Wednesday, December 15, 2010

Welcome! Or, I am insane for even thinking about doing this.

Yeah. So, this whole Time Traveling Cook thing seemed like a really good idea when I was lying in bed after two glasses of wine, trying to figure out a way to blog about SOMETHING that didn't involve wiping bodily fluids off of my toddler with the sleeve of my shirt, which is how I spend a good portion of my waking hours.

When I am not actively attempting to keep a two year-old from grievous bodily harm and an all-white-foods diet, I am trying to write a novel set in 14th century England. You know, the 1300s! Hundred Years' War! Black Death! Peasants' Revolt!

The one thing I manage to do in between the novel-ing and the offspring-death-preventing is cook. I cook for my patient, omnivorous husband and my patient, mostly-omnivorous friends. I cook to focus my chaotically jangled brain into a linear task-at-hand; to test my limits of taste and skill; to teach my daughter about the pleasures and dangers of knives, gas ranges, and well-seasoned, nearly-hereditary cast iron skillets; and to give gustatory pleasure to the people seated around my dining room table.

I cook my father-in-law's Azorean kale soup. I cook my step-grandfather's "bread on the pan." I cook my mom's baked macaroni with onions and tomatoes and obscene amounts of cheese. I cook red beans and rice from my college roommate's recipe. I cook grits because I grew up in the South; I long for good bagels because I was born in New Jersey. I cook my personal history. I am no purist, though; sometimes my personal history is made by Kraft and comes in a blue box, and I am OK with that, too.

 So back to me lying in bed NOT thinking about toddler secretions. I thought about how I cook my family history, then-- well, duh. Why not cook the human family history?

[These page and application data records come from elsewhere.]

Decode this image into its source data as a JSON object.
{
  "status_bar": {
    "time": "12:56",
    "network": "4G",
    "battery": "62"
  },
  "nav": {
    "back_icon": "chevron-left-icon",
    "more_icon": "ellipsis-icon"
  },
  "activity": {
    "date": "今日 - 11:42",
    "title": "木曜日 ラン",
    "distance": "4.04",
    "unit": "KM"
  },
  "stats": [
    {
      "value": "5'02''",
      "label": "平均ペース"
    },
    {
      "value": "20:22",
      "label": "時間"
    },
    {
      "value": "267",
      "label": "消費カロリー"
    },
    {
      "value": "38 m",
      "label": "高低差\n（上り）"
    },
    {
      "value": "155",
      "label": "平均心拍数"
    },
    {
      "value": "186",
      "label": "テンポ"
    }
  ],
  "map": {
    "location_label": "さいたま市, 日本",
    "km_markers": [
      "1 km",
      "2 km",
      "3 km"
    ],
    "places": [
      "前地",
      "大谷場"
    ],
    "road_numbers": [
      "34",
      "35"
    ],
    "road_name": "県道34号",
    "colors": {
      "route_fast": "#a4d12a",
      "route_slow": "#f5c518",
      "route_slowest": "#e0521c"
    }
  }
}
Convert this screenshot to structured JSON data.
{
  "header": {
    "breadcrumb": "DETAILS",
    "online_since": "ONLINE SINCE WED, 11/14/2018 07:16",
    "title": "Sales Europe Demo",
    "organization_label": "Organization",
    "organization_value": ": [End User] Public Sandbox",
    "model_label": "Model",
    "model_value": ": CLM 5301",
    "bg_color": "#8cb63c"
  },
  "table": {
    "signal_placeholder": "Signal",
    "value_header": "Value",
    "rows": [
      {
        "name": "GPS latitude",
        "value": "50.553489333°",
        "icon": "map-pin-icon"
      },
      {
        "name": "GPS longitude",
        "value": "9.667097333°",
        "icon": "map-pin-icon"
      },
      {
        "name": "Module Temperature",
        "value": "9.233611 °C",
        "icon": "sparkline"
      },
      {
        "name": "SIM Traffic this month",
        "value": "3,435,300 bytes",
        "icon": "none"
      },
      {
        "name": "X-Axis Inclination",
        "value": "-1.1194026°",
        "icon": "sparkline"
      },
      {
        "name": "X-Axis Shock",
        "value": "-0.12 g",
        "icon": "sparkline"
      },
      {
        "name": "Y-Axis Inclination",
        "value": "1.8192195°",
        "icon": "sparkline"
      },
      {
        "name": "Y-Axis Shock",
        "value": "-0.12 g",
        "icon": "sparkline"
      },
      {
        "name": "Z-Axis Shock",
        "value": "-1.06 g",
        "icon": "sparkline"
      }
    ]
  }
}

In typical history-nerd fashion, my first impulse was to glean any relevant research titles from our fields of overstuffed Ikea bookshelves.  What I found only sort-of surprised me. Herewith are the books I am starting this project, along with notations:

The Horizon Cookbook and Illustrated History of Eating and Drinking through the Ages with 600 Classic International Recipes and Menus by William Harlan Hale, copyright 1968.
768 pages of usefulness.  I must admit I married into this particular tome; I found it on my husband's bookshelf while we were still in a delicate "are-we-or-aren't-we" period and put it on the bedside table as a bit of light reading. It stayed there for years. I am pretty sure it belongs to my better-half's ex-wife, who is also a history nerd, but she's not getting it back-- especially now that I have the recipe for stewed lampreys I've been longing for. Sorry, Lisa!

Food & Drink in Britain From the Stone Age to the 19th Century by C. Anne Wilson, copyright 1973.  I promise to cook something from the Stone Age. I am guessing it's going to be meat, and probably on a stick.

Around the Roman Table: Food and Feasting in Ancient Rome by Patrick Faas, copyright 1994. The Romans were even more f-ed up than repeated viewings of Gladiator would have you believe, according to this book. And yes, vomitoriums were real.

Cookery and Dining in Imperial Rome by Apicius, translated and edited by Joseph Dommers Vehling, copyright 1936. Oh, see above. This is generally regarded as the first cookbook of Western Civilization, and this is a Dover edition. I love Dover ANYTHING. Seriously, we gave out Dover books as favors at our wedding. There is a recipe in here for lentil stew with cumin, coriander, and leeks that sounds better than anything in the Moosewood Bible.

Oh crap. It's past midnight, Wow! That's a first post, right? If I promise to list the rest of my research books tomorrow will you all forgive me?


  1. Well, you would be forgiven if you had posted the list yesterday, but...

  2. Awesome!! Though, I am guessing as a vegetarian, maybe I won't get to partake in too many of the upcoming culinary adventures?

    I wanted to mention, last year I had to give a 90 minute lecture on city and countryside in medieval Europe, so if you need any help with setting the spatial background of the novel, just give a shout.